Our fish farms produce products of the highest quality, in conditions of maximum hygiene and welfare, while conserving the natural resources that are required for their very existence. Of course, the industry recognises the fact that sound regulation provides protection to the consumer in terms of the quality and safety of fish and shellfish products and that consumer confidence is a vitally important issue. But the industry favours regulation, not strangulation! The modern fish farming sector is dynamic, environmentally sustainable, clean, welfare-friendly and safe, producing a valuable, high quality, nutritionally healthy, low fat product, rich in Omega 3 fatty acids, essential for human health.

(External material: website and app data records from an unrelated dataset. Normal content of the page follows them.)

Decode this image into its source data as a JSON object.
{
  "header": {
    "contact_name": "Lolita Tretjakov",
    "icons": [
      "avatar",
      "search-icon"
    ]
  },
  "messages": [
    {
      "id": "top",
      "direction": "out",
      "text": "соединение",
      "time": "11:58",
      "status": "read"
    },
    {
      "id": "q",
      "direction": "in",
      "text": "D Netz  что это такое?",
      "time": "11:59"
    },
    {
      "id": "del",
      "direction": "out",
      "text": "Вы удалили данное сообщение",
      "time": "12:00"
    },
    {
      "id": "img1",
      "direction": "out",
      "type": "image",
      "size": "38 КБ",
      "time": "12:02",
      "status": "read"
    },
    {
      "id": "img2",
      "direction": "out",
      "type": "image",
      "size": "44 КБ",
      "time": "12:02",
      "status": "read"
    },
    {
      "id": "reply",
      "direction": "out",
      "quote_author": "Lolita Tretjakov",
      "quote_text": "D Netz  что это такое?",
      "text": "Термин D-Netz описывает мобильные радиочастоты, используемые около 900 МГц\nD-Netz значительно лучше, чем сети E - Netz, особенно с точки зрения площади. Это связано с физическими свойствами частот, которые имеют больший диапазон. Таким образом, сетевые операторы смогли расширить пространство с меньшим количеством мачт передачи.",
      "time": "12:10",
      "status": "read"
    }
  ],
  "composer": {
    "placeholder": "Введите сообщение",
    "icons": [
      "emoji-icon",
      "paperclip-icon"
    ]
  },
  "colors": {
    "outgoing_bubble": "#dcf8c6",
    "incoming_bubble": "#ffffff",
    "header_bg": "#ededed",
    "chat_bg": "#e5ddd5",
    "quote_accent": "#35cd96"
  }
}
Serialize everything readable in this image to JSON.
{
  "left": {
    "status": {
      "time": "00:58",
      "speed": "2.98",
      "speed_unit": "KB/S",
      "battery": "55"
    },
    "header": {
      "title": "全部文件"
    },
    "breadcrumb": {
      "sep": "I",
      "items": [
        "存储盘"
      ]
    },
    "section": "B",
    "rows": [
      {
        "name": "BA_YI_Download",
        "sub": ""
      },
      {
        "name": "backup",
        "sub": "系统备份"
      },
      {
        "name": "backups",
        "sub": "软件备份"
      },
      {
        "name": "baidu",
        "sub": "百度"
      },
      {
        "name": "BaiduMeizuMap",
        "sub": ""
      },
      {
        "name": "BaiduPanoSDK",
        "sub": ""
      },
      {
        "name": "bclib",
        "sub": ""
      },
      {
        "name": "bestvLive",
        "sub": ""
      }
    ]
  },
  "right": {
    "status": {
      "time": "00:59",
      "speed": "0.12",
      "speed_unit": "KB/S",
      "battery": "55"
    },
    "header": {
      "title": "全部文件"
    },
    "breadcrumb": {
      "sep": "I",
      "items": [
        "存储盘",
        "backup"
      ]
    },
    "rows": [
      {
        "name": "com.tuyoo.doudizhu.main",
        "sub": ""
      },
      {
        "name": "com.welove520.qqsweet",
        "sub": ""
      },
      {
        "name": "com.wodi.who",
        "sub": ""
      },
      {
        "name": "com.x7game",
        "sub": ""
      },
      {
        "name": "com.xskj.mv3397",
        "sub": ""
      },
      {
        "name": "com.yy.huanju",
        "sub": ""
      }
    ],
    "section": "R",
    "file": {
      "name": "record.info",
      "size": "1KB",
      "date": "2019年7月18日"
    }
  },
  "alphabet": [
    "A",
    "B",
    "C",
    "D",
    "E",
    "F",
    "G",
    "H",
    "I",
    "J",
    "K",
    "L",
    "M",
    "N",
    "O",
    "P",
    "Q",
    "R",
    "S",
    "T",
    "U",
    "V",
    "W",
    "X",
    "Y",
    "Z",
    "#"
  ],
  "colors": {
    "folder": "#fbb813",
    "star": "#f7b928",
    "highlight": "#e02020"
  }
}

There is a need for strategic planning within the Scottish government, so that available sites for fish farms are clearly identified within integrated inland and coastal zone management structures. These would dramatically reduce the amount of time fish farmers have to spend going through the planning process and confronting local objections and environmental restrictions. Less red tape, less bureaucracy and a one-stop-shop approach to the development of new fish farms are essential pre-requisites for a successful industry. We also need more flexibility in the licensing of therapeutic agents. Scientists in Scotland are searching for the 'Holy Grail' of creating disease resistant fish with a major £3.5 million research programme currently focused on diseases affecting farmed salmon - including sea lice and gill health conditions.
Salmon farmers have also radically improved their feeding regimes, reducing the amount of fishmeal and fish oil incorporated into their feed mixes. Much of the fishmeal and fish oil comes from fish by-products, as well as from wild anchovies, which are sustainably fished in countries like Peru. Peruvians don’t like to eat anchovies, so their government sensibly exports their annual sustainable anchovy harvest in the form of fishmeal and fish oil and uses the cash to boost their economy. Environmental NGO’s nevertheless see this as a great sin and campaign endlessly against it, conveniently forgetting that the same products find their way into pet food, which they will never criticise for fear of alienating their pet-loving supporters.
The Covid-19 pandemic has had a massive impact on Scotland’s salmon farming sector, with the worldwide lockdown and closure of pubs and restaurants delivering a dramatic blow to overseas sales, although the domestic market for salmon has remained strong. Throughout the crisis, workers in the sector have toiled flat out to keep supplies moving and to deliver healthy, fresh salmon to our shops and supermarkets. Instead of the constant stream of criticism, Scotland should be proud of its fish farms, proud of the revenue they provide for our economy and the jobs they create and proud of the high quality, healthy high-protein food they produce. It is time for the critics to pipe down.